PROBLEM TO WORK ON: The records must be returned word for word.

EXTRACTED RECORDS:
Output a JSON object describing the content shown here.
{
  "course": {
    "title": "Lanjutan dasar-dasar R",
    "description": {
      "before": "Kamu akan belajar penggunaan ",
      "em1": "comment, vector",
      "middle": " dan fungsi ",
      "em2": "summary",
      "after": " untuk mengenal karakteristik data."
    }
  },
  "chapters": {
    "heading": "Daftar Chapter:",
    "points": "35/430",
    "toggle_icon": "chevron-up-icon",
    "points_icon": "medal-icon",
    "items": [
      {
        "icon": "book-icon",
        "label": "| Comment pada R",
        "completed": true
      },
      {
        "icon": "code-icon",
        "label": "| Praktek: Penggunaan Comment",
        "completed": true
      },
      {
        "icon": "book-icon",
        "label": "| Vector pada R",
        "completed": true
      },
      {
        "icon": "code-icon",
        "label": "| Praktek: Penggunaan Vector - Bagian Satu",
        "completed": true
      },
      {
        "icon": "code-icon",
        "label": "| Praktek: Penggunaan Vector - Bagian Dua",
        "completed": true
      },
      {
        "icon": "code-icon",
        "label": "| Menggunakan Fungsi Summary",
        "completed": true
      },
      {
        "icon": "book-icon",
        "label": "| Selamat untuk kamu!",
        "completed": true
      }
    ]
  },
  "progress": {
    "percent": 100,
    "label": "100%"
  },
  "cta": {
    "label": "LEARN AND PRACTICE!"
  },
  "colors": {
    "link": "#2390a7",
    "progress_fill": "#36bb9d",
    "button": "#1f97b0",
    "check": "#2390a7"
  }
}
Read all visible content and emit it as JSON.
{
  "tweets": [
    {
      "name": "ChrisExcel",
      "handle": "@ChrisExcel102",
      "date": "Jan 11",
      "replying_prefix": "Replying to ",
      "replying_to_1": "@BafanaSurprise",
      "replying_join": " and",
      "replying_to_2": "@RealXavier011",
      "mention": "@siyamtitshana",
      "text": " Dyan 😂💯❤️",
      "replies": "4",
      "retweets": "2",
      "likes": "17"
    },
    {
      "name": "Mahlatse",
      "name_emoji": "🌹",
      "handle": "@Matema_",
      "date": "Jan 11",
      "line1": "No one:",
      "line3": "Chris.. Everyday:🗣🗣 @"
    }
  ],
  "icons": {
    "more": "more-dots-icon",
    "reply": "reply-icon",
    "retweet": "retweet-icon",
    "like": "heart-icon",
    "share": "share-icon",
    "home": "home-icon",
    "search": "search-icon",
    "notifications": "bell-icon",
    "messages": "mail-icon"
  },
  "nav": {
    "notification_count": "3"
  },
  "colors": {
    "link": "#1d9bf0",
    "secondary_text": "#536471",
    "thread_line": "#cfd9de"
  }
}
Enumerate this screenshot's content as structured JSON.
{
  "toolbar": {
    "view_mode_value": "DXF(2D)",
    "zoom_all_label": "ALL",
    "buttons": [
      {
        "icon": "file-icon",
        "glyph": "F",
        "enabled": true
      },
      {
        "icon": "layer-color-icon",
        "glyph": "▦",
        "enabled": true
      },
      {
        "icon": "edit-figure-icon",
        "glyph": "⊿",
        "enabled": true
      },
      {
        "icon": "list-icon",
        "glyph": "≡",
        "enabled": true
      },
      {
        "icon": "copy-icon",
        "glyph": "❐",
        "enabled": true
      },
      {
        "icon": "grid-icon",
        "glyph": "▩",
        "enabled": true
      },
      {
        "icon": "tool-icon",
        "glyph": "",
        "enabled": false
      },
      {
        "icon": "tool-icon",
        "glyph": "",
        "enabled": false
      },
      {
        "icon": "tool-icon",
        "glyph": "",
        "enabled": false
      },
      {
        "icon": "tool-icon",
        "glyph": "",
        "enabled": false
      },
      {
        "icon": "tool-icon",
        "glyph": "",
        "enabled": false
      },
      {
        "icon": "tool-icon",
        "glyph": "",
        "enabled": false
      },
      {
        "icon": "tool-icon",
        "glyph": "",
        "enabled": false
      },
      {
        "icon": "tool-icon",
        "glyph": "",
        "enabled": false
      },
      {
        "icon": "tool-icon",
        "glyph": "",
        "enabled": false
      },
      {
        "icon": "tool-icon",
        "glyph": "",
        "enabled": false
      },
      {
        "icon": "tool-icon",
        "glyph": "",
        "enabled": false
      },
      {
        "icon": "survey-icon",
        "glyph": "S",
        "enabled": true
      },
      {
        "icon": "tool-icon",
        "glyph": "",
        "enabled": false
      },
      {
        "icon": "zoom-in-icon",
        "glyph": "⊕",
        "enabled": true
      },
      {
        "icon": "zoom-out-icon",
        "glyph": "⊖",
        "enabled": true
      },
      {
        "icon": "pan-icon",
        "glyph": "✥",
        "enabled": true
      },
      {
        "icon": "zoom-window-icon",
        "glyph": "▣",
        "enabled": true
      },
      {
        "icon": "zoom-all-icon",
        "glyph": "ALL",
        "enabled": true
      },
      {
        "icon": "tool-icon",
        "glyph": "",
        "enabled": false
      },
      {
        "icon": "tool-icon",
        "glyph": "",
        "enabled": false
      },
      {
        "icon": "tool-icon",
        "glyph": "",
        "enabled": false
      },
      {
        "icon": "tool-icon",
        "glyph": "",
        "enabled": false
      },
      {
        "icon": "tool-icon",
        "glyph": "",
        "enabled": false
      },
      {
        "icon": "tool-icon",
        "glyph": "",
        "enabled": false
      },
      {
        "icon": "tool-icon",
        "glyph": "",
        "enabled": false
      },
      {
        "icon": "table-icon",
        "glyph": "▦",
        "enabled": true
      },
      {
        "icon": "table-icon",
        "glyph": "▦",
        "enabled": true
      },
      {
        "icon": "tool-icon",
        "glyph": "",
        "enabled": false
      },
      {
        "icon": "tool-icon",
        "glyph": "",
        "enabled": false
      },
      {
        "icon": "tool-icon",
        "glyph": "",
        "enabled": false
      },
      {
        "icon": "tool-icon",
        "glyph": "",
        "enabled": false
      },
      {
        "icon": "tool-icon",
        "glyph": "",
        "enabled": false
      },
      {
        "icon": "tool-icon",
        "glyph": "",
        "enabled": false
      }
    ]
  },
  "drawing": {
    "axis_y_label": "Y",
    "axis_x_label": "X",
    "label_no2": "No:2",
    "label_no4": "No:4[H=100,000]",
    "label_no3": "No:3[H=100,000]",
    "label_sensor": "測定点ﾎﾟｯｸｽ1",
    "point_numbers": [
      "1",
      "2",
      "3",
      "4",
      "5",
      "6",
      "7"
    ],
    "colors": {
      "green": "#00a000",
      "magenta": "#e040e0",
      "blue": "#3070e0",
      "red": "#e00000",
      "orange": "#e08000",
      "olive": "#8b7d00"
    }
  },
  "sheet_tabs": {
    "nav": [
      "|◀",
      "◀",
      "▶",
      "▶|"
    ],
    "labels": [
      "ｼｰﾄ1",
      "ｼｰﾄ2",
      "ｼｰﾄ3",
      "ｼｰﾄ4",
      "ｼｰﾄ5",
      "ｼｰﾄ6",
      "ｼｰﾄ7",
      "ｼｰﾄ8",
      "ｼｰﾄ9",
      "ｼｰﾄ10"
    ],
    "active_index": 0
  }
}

RESPONSE FOR THIS EXERCISE:
Output a JSON object describing the content shown here.
{
  "course": {
    "title": "Lanjutan dasar-dasar R",
    "description": {
      "before": "Kamu akan belajar penggunaan ",
      "em1": "comment, vector",
      "middle": " dan fungsi ",
      "em2": "summary",
      "after": " untuk mengenal karakteristik data."
    }
  },
  "chapters": {
    "heading": "Daftar Chapter:",
    "points": "35/430",
    "toggle_icon": "chevron-up-icon",
    "points_icon": "medal-icon",
    "items": [
      {
        "icon": "book-icon",
        "label": "| Comment pada R",
        "completed": true
      },
      {
        "icon": "code-icon",
        "label": "| Praktek: Penggunaan Comment",
        "completed": true
      },
      {
        "icon": "book-icon",
        "label": "| Vector pada R",
        "completed": true
      },
      {
        "icon": "code-icon",
        "label": "| Praktek: Penggunaan Vector - Bagian Satu",
        "completed": true
      },
      {
        "icon": "code-icon",
        "label": "| Praktek: Penggunaan Vector - Bagian Dua",
        "completed": true
      },
      {
        "icon": "code-icon",
        "label": "| Menggunakan Fungsi Summary",
        "completed": true
      },
      {
        "icon": "book-icon",
        "label": "| Selamat untuk kamu!",
        "completed": true
      }
    ]
  },
  "progress": {
    "percent": 100,
    "label": "100%"
  },
  "cta": {
    "label": "LEARN AND PRACTICE!"
  },
  "colors": {
    "link": "#2390a7",
    "progress_fill": "#36bb9d",
    "button": "#1f97b0",
    "check": "#2390a7"
  }
}
Read all visible content and emit it as JSON.
{
  "tweets": [
    {
      "name": "ChrisExcel",
      "handle": "@ChrisExcel102",
      "date": "Jan 11",
      "replying_prefix": "Replying to ",
      "replying_to_1": "@BafanaSurprise",
      "replying_join": " and",
      "replying_to_2": "@RealXavier011",
      "mention": "@siyamtitshana",
      "text": " Dyan 😂💯❤️",
      "replies": "4",
      "retweets": "2",
      "likes": "17"
    },
    {
      "name": "Mahlatse",
      "name_emoji": "🌹",
      "handle": "@Matema_",
      "date": "Jan 11",
      "line1": "No one:",
      "line3": "Chris.. Everyday:🗣🗣 @"
    }
  ],
  "icons": {
    "more": "more-dots-icon",
    "reply": "reply-icon",
    "retweet": "retweet-icon",
    "like": "heart-icon",
    "share": "share-icon",
    "home": "home-icon",
    "search": "search-icon",
    "notifications": "bell-icon",
    "messages": "mail-icon"
  },
  "nav": {
    "notification_count": "3"
  },
  "colors": {
    "link": "#1d9bf0",
    "secondary_text": "#536471",
    "thread_line": "#cfd9de"
  }
}
Enumerate this screenshot's content as structured JSON.
{
  "toolbar": {
    "view_mode_value": "DXF(2D)",
    "zoom_all_label": "ALL",
    "buttons": [
      {
        "icon": "file-icon",
        "glyph": "F",
        "enabled": true
      },
      {
        "icon": "layer-color-icon",
        "glyph": "▦",
        "enabled": true
      },
      {
        "icon": "edit-figure-icon",
        "glyph": "⊿",
        "enabled": true
      },
      {
        "icon": "list-icon",
        "glyph": "≡",
        "enabled": true
      },
      {
        "icon": "copy-icon",
        "glyph": "❐",
        "enabled": true
      },
      {
        "icon": "grid-icon",
        "glyph": "▩",
        "enabled": true
      },
      {
        "icon": "tool-icon",
        "glyph": "",
        "enabled": false
      },
      {
        "icon": "tool-icon",
        "glyph": "",
        "enabled": false
      },
      {
        "icon": "tool-icon",
        "glyph": "",
        "enabled": false
      },
      {
        "icon": "tool-icon",
        "glyph": "",
        "enabled": false
      },
      {
        "icon": "tool-icon",
        "glyph": "",
        "enabled": false
      },
      {
        "icon": "tool-icon",
        "glyph": "",
        "enabled": false
      },
      {
        "icon": "tool-icon",
        "glyph": "",
        "enabled": false
      },
      {
        "icon": "tool-icon",
        "glyph": "",
        "enabled": false
      },
      {
        "icon": "tool-icon",
        "glyph": "",
        "enabled": false
      },
      {
        "icon": "tool-icon",
        "glyph": "",
        "enabled": false
      },
      {
        "icon": "tool-icon",
        "glyph": "",
        "enabled": false
      },
      {
        "icon": "survey-icon",
        "glyph": "S",
        "enabled": true
      },
      {
        "icon": "tool-icon",
        "glyph": "",
        "enabled": false
      },
      {
        "icon": "zoom-in-icon",
        "glyph": "⊕",
        "enabled": true
      },
      {
        "icon": "zoom-out-icon",
        "glyph": "⊖",
        "enabled": true
      },
      {
        "icon": "pan-icon",
        "glyph": "✥",
        "enabled": true
      },
      {
        "icon": "zoom-window-icon",
        "glyph": "▣",
        "enabled": true
      },
      {
        "icon": "zoom-all-icon",
        "glyph": "ALL",
        "enabled": true
      },
      {
        "icon": "tool-icon",
        "glyph": "",
        "enabled": false
      },
      {
        "icon": "tool-icon",
        "glyph": "",
        "enabled": false
      },
      {
        "icon": "tool-icon",
        "glyph": "",
        "enabled": false
      },
      {
        "icon": "tool-icon",
        "glyph": "",
        "enabled": false
      },
      {
        "icon": "tool-icon",
        "glyph": "",
        "enabled": false
      },
      {
        "icon": "tool-icon",
        "glyph": "",
        "enabled": false
      },
      {
        "icon": "tool-icon",
        "glyph": "",
        "enabled": false
      },
      {
        "icon": "table-icon",
        "glyph": "▦",
        "enabled": true
      },
      {
        "icon": "table-icon",
        "glyph": "▦",
        "enabled": true
      },
      {
        "icon": "tool-icon",
        "glyph": "",
        "enabled": false
      },
      {
        "icon": "tool-icon",
        "glyph": "",
        "enabled": false
      },
      {
        "icon": "tool-icon",
        "glyph": "",
        "enabled": false
      },
      {
        "icon": "tool-icon",
        "glyph": "",
        "enabled": false
      },
      {
        "icon": "tool-icon",
        "glyph": "",
        "enabled": false
      },
      {
        "icon": "tool-icon",
        "glyph": "",
        "enabled": false
      }
    ]
  },
  "drawing": {
    "axis_y_label": "Y",
    "axis_x_label": "X",
    "label_no2": "No:2",
    "label_no4": "No:4[H=100,000]",
    "label_no3": "No:3[H=100,000]",
    "label_sensor": "測定点ﾎﾟｯｸｽ1",
    "point_numbers": [
      "1",
      "2",
      "3",
      "4",
      "5",
      "6",
      "7"
    ],
    "colors": {
      "green": "#00a000",
      "magenta": "#e040e0",
      "blue": "#3070e0",
      "red": "#e00000",
      "orange": "#e08000",
      "olive": "#8b7d00"
    }
  },
  "sheet_tabs": {
    "nav": [
      "|◀",
      "◀",
      "▶",
      "▶|"
    ],
    "labels": [
      "ｼｰﾄ1",
      "ｼｰﾄ2",
      "ｼｰﾄ3",
      "ｼｰﾄ4",
      "ｼｰﾄ5",
      "ｼｰﾄ6",
      "ｼｰﾄ7",
      "ｼｰﾄ8",
      "ｼｰﾄ9",
      "ｼｰﾄ10"
    ],
    "active_index": 0
  }
}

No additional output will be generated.